Pope should apologize and explain
Everybody has an opinion about whether Pope Benedict, or more precisely then-Cardinal Joseph Ratzinger, handled the sex abuse crisis in the Catholic Church well or not. Many Catholics defend Ratzinger on the grounds that he was out of the loop, had no real authority over abusive priests, or was following the Pope’s directives. Atheists assert that the pope is the leader of a criminal enterprise and should be arrested. Many non-Catholic liberals contend that Cardinal Ratzinger should have acted more swiftly to defrock priests guilty of sexually abusing children and should account for his errors, do an act of penitence, or even resign his office.
It’s interesting that opinion about Benedict’s response breaks as much along sectarian and religious lines as ideological ones. But in my humble view, none of the opinions are worthy of the vicar of Christ. The pope shouldn’t be defensive about his tenure as archbishop of Munich or as head of the Congregation for the Doctrine of the Faith. But doing an act of penitence alone, let alone resigning, won’t be sufficient either. Instead, Benedict should apologize and explain for his failings and that of the Church; if he can do so with other bishops, all the better.
Many Catholics imply that Benedict has nothing to apologize for at all. I don’t buy this. Certainly he should apologize for not preventing the Rev. Peter Hullerman from defiling children again after he left therapy. He was Hullerman’s archbishop, after all. He had some responsibility for the wayward priests’ conduct. He wasn’t the head of a local religious order or a priest, positions that had zero responsibility for Hullerman. To be fair, Archbishop Ratzinger likely did not know about Hullermans’ sins and crimes, which is why Ratzinger’s likely offense was not grave . But Ratzinger’s lack of knowledge doesn’t mean the buck didn’t stop with him. Put another way, conservatives who blame Archbishops Weakland and Cummins for not disciplining the molesters in their ranks should also point a finger at Ratzinger.

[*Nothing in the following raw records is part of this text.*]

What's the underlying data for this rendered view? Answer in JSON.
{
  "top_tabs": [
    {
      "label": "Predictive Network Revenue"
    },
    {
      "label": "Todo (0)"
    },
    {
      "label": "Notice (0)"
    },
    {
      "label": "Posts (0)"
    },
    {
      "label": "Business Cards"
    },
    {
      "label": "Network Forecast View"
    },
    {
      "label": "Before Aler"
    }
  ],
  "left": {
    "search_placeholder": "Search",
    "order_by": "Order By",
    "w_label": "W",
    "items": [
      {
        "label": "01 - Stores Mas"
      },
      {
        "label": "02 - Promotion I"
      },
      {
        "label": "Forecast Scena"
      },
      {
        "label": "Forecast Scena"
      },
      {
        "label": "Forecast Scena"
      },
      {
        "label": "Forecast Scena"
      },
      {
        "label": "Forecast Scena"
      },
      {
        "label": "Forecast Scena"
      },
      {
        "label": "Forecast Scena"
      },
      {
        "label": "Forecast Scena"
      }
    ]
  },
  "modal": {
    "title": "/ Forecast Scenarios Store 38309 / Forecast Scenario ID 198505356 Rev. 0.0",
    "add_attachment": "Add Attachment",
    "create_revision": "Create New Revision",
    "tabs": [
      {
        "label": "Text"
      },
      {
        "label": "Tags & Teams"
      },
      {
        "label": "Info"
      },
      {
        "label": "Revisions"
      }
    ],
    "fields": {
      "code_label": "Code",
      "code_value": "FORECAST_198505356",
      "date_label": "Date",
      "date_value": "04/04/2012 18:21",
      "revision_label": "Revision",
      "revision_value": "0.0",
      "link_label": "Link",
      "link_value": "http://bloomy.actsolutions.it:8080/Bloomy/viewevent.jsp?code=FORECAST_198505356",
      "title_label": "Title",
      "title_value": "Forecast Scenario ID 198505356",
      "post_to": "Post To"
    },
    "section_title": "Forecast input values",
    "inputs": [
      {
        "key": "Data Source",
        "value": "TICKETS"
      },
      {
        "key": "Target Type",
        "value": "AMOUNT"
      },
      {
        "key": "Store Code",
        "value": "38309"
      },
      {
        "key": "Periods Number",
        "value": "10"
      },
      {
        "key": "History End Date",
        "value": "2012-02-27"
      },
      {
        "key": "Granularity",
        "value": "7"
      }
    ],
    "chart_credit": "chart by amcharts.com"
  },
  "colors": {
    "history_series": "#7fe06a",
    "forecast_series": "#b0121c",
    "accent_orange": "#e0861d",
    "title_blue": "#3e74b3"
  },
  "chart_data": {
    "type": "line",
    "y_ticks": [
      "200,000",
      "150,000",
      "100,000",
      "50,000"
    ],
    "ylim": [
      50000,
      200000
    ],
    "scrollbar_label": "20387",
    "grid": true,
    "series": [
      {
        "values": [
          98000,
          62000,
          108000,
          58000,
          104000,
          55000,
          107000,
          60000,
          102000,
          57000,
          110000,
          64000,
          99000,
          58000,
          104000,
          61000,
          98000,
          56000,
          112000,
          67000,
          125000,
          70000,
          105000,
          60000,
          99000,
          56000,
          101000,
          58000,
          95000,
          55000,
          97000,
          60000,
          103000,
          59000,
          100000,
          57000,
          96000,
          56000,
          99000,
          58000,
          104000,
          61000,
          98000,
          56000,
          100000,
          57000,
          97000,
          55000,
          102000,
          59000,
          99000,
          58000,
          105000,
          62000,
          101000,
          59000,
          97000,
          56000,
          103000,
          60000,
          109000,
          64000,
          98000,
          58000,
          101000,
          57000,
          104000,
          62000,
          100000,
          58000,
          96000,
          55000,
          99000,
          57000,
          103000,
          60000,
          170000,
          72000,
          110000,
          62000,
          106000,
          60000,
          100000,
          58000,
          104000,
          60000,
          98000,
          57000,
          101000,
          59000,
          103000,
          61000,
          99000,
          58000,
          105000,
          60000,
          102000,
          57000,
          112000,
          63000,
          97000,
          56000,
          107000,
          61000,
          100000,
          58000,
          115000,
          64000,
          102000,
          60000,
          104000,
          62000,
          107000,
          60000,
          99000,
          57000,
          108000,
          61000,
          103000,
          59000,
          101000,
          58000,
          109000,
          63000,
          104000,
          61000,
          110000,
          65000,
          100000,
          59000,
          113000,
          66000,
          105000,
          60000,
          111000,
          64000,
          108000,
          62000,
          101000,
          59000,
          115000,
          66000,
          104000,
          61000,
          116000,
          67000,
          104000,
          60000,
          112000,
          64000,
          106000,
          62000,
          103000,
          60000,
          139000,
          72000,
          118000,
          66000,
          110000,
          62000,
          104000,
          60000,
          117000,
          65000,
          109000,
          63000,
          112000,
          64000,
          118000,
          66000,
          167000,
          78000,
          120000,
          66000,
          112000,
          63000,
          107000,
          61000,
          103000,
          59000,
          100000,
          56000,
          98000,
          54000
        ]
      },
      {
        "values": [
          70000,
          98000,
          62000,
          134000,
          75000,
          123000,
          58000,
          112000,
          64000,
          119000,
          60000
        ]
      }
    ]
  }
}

Benedict should also apologize for not laicizing more expeditiously the convicted pedophile priests, Lawrence Murphy and Stephen Kiesle. Sure, defrocking a priest is not the same as barring him from ministry; in the case of Kiesle, he molested children even after he was laicized. Sure, the Church’s policy under Pope John Paul II was not to defrock priests until they turned 40 years old; this accounts for Kiesle’s laicization in 1987 rather than 1985. And sure, the evidence against Murphy was old and complicated. But none of those three reasons excuse allowing a convicted pedophile or ephebophile to continue as a priest. Defrocking is commonly understood as more than releasing a priest from his duties and letting him marry. It’s also understood to mean that a priest committed crimes so heinous that his continued presence scandalizes the faithful. Certainly as a teenage Catholic growing up in the Bay Area of the 1980s, I could have told you that a defrocked priest such as Kiesle was guilty of evil conduct.
Yet Benedict should not apologize for misdeeds over which he had no responsibility. For example, even the head of the Congregation for the Doctrine of the Faith was not responsible for barring convicted child abusers such as Kielse from working in youth ministry. That Kiesele got a job even after being laicized is ridiculous. That he worked with young children is frightening. But even God’s Rottweiler could not have stopped Kiesele. That was the responsibility of my old bishop. And this is just one instance in which the press has failed to give Benedict the benefit of the doubt.
Coming up with words to apologize and explain Ratzinger’s handling of the sex abuse crisis would not be difficult. He could use language like this:
It cannot be denied that I and some bishops failed, at times grievously, to apply the long-established norms of canon law to the crime of child abuse. Serious mistakes were made in responding to allegations. I recognise how difficult it was to grasp the extent and complexity of the problem, to obtain reliable information and to make the right decisions in the light of conflicting expert advice. Nevertheless, it must be admitted that grave errors of judgement were made and failures of leadership occurred. All this has seriously undermined our credibility and effectiveness. I appreciate the efforts we have made to remedy past mistakes and to guarantee that they do not happen again.
Except for a few pronouns, those stern words were delivered by Pope Benedict to the Irish bishops in February. His letter wasn’t a pro forma apologia. It was clear and responsible. It showed leadership. And it suggested that unlike certain other institutions, the Catholic Church is applying a systemic solution to a real problem.